from Asia. To meet, as I have at this civic reception, people from

countries as far apart as Thailand and Greece and Italy. To have the

opportunity of being reminded of the contribution to the Australian

culture of the 1990s of our Indigenous heritage and to understand

that respecting everybody's right to fully identify according

to their own culture is part of the modern Australia and is part of

what it is to be an Australian in the 1990s.

So visiting gatherings such as this, having the opportunity of getting

out of Sydney, Melbourne and Canberra, not that I have anything against

any of the people who live in those wonderful areas having myself

grown up and spent all my life in Sydney, it is part of the tonic,

the regeneration, I suppose of the political being to meet so many

people and to understand and to listen a little more and perhaps understand

and realise a little better some of the particular challenges that

you have in these parts of Australia.
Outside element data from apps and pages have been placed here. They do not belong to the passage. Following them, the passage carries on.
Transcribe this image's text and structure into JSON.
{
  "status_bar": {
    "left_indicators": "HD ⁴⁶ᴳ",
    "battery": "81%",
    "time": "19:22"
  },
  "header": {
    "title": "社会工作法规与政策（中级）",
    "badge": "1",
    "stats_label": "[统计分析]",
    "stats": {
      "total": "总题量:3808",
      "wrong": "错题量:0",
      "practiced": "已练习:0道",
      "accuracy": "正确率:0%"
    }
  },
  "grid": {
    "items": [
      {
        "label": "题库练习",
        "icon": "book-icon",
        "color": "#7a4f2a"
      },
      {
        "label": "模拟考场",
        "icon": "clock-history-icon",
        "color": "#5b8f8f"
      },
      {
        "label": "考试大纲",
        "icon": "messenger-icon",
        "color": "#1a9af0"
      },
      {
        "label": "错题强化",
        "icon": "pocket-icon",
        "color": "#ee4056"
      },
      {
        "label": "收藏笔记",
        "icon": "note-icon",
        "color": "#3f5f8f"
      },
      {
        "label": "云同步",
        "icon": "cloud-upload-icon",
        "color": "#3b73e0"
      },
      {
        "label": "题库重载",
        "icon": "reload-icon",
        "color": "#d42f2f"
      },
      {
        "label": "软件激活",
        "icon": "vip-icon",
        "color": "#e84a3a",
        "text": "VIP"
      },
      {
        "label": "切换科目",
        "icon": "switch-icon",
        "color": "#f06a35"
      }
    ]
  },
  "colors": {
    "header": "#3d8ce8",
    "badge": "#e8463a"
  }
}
I want to thank all of you for the contribution that you make to your

community. I want to salute again the great Australian volunteer spirit.

We are one of the great volunteer nations of the world. We are a nation

that better than most have grasped the fact that Governments can't

do it on their own. Individuals can't do it on their own and

community groups like the churches and the great charitable organisations

can't do it on their own either. But we can only build the kind

of society we all want, a good and a fair society, a good, fair and

strong society as we move towards the 21st Century if we enlist the

cooperation of the Government, the community groups and the individual,

with each playing their own part. Recognising that when people need

help, they should be helped but in accordance with the principle of

mutual obligation, if we help people who can afford to give something

back to the community in return for that assistance then that is not

unreasonable to ask for. And that principle of mutual obligation underpins

our approach to such projects as the work for the dole.

But ladies and gentlemen, I thank you very warmly for the civic reception

that has been tended to me by the Administrator and by the people

of the city of Maitland. I wish you all well, I thank you for the

contribution that you are making to our country, to your community

and it's been a great delight to have been amongst you today.

Thank you.

Transcript 10910